* Problem statement *
Only a number is wanted here: the count of lines in the data below where the string "description" occurs.

[Dataset rows describing interfaces]
————————

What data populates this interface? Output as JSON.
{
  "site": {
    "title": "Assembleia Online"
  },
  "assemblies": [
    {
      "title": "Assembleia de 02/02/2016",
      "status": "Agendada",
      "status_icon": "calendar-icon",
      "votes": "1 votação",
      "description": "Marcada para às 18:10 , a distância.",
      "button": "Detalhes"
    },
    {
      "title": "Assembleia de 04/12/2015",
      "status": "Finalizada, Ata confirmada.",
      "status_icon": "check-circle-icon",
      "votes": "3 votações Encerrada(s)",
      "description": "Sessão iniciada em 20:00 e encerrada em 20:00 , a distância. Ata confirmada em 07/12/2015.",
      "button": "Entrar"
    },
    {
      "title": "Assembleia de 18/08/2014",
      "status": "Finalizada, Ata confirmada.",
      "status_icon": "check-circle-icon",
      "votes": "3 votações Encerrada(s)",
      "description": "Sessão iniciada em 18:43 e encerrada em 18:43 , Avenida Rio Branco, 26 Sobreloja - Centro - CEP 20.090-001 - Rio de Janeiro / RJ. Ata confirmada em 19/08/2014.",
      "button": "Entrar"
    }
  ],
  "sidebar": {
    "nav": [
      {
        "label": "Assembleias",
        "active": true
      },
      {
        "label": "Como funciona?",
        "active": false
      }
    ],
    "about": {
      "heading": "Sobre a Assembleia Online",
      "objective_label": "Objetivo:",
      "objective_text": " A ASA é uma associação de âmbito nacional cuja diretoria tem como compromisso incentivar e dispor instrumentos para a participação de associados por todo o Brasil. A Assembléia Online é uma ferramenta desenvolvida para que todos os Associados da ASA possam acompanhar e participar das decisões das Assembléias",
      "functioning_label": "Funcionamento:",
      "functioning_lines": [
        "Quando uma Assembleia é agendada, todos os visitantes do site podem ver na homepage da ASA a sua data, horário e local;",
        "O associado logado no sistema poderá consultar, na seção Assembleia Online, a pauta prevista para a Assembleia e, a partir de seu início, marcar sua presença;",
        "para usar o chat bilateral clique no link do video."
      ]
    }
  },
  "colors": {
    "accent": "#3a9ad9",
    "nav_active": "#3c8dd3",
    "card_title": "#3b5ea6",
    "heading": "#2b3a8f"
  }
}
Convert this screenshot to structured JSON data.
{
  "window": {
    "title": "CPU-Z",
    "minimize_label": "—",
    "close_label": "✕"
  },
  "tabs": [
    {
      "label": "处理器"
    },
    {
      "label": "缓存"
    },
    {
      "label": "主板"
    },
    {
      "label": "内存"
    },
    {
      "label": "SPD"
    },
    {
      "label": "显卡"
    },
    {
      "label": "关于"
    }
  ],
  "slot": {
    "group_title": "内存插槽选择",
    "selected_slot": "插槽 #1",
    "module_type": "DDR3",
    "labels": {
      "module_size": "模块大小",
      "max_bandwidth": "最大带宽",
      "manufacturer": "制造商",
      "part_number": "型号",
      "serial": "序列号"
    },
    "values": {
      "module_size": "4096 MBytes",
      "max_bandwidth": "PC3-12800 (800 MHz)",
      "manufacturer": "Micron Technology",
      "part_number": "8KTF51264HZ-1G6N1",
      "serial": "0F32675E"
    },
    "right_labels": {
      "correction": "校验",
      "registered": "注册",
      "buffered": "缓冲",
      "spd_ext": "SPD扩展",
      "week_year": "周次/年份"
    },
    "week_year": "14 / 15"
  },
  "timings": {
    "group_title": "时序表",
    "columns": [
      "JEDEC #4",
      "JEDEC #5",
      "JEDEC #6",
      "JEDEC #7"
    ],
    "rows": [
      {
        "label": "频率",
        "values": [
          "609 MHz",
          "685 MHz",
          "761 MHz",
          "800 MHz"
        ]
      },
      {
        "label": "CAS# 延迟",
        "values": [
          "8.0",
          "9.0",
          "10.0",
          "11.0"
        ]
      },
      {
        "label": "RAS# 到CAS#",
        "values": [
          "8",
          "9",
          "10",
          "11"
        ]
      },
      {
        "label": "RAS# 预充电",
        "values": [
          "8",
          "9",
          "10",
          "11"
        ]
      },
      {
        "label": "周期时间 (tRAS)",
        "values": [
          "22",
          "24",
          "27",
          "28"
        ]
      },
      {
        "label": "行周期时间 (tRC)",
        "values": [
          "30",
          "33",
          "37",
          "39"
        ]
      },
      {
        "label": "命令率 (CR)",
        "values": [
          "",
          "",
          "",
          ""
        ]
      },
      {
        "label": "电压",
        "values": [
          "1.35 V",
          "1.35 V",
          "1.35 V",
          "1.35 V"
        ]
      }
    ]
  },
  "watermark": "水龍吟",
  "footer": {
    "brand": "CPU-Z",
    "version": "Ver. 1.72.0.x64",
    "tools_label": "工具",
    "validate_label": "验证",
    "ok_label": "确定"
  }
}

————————

* Completed exercise *
3